DATA EXTRACT:
-- Opening Marker --

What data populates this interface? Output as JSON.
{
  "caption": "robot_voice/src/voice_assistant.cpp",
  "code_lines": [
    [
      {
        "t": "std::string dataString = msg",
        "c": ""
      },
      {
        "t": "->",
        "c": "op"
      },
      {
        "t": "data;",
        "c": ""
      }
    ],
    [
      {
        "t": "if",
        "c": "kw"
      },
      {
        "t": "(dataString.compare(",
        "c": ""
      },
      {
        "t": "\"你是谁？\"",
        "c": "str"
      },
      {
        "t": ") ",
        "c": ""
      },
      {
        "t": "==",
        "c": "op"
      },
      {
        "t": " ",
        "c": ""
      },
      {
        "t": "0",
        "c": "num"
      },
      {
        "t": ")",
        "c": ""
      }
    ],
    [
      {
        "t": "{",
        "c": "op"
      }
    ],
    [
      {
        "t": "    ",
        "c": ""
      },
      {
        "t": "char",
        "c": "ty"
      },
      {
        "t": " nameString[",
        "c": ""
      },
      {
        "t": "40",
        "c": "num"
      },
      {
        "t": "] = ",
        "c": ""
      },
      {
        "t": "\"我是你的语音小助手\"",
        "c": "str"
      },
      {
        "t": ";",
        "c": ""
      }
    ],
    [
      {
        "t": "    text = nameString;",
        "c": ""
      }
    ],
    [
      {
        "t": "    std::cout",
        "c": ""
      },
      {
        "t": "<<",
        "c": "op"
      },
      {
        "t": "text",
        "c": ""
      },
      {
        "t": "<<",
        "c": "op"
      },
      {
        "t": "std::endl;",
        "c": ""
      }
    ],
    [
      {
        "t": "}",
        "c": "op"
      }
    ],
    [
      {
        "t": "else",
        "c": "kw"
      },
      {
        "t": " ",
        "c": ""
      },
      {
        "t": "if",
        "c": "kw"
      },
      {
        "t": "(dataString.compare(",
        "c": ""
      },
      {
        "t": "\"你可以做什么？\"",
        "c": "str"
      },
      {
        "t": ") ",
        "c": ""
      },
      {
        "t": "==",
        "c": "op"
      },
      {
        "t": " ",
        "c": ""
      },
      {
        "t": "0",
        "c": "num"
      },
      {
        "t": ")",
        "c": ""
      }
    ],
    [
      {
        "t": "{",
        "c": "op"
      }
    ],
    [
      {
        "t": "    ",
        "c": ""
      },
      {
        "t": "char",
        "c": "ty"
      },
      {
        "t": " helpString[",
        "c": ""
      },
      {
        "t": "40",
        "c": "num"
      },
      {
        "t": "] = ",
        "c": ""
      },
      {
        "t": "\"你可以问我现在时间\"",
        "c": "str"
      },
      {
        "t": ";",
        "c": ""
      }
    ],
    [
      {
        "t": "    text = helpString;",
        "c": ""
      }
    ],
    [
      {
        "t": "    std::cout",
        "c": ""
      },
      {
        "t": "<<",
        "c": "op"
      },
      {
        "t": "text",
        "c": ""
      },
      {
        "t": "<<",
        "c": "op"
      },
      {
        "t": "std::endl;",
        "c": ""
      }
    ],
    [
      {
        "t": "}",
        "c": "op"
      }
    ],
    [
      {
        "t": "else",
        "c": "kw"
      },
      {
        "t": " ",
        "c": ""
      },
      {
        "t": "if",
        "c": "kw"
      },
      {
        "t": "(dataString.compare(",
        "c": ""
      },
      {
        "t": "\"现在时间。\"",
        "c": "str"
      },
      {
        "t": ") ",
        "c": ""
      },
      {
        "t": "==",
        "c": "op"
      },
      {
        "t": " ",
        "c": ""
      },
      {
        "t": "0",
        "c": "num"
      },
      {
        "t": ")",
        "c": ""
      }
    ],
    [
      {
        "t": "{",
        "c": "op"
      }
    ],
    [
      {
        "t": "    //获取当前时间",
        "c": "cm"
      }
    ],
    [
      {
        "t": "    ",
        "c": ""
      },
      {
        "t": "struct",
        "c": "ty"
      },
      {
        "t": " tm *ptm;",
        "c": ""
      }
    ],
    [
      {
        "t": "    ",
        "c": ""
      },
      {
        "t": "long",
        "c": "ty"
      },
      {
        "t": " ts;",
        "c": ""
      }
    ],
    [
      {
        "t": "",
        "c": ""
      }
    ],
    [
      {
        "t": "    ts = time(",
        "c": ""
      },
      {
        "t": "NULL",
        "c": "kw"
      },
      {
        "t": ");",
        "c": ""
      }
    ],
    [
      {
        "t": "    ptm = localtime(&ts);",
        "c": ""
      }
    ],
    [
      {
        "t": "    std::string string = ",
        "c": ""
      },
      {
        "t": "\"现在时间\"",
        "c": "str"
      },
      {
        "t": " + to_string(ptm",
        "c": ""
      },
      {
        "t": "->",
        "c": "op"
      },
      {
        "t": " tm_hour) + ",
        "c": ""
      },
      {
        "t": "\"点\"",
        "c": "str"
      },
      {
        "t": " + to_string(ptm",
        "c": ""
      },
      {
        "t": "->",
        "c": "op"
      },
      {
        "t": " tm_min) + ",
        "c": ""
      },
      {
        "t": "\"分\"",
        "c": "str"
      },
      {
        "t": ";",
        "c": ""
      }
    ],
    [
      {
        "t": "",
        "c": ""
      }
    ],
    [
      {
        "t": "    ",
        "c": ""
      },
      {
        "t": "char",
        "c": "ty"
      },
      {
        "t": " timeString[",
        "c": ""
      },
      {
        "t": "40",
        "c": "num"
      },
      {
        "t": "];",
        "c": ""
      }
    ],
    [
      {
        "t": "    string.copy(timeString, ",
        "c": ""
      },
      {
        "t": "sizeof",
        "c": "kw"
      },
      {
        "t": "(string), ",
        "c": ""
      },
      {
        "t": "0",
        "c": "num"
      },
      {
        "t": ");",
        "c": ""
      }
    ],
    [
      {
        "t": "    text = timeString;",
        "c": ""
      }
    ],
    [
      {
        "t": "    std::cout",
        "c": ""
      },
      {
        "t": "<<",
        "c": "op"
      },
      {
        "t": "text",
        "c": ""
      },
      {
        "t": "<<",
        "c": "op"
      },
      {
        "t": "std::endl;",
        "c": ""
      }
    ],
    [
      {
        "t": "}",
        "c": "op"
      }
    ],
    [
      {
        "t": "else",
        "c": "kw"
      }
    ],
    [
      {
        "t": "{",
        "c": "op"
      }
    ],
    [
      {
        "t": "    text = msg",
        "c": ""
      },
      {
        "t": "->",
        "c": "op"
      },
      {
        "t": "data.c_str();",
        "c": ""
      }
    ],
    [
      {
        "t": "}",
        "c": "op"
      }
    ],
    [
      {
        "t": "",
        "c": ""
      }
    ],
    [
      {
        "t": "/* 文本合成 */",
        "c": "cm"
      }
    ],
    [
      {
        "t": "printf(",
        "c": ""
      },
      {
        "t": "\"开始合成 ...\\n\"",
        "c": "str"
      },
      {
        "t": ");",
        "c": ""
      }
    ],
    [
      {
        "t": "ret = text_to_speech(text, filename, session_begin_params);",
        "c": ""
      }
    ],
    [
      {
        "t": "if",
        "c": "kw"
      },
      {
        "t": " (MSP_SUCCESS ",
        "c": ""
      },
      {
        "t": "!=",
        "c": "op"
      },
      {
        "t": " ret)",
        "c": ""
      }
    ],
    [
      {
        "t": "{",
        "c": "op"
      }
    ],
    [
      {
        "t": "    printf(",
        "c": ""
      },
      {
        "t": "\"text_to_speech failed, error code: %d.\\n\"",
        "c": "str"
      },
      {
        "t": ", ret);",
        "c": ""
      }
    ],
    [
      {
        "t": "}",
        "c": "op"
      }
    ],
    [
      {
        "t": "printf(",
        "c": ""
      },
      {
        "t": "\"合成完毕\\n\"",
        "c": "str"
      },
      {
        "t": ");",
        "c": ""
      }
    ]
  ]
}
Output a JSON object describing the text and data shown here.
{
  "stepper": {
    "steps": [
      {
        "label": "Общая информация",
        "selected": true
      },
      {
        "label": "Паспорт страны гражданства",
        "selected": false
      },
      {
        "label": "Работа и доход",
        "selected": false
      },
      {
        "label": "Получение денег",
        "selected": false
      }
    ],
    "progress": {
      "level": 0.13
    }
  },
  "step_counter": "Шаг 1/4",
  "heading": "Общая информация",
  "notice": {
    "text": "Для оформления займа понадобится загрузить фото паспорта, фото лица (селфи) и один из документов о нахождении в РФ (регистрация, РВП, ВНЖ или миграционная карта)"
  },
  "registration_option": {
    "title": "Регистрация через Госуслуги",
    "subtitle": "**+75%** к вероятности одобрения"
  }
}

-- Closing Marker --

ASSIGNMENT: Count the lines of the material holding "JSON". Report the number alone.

SOLUTION TO THIS PROBLEM: 2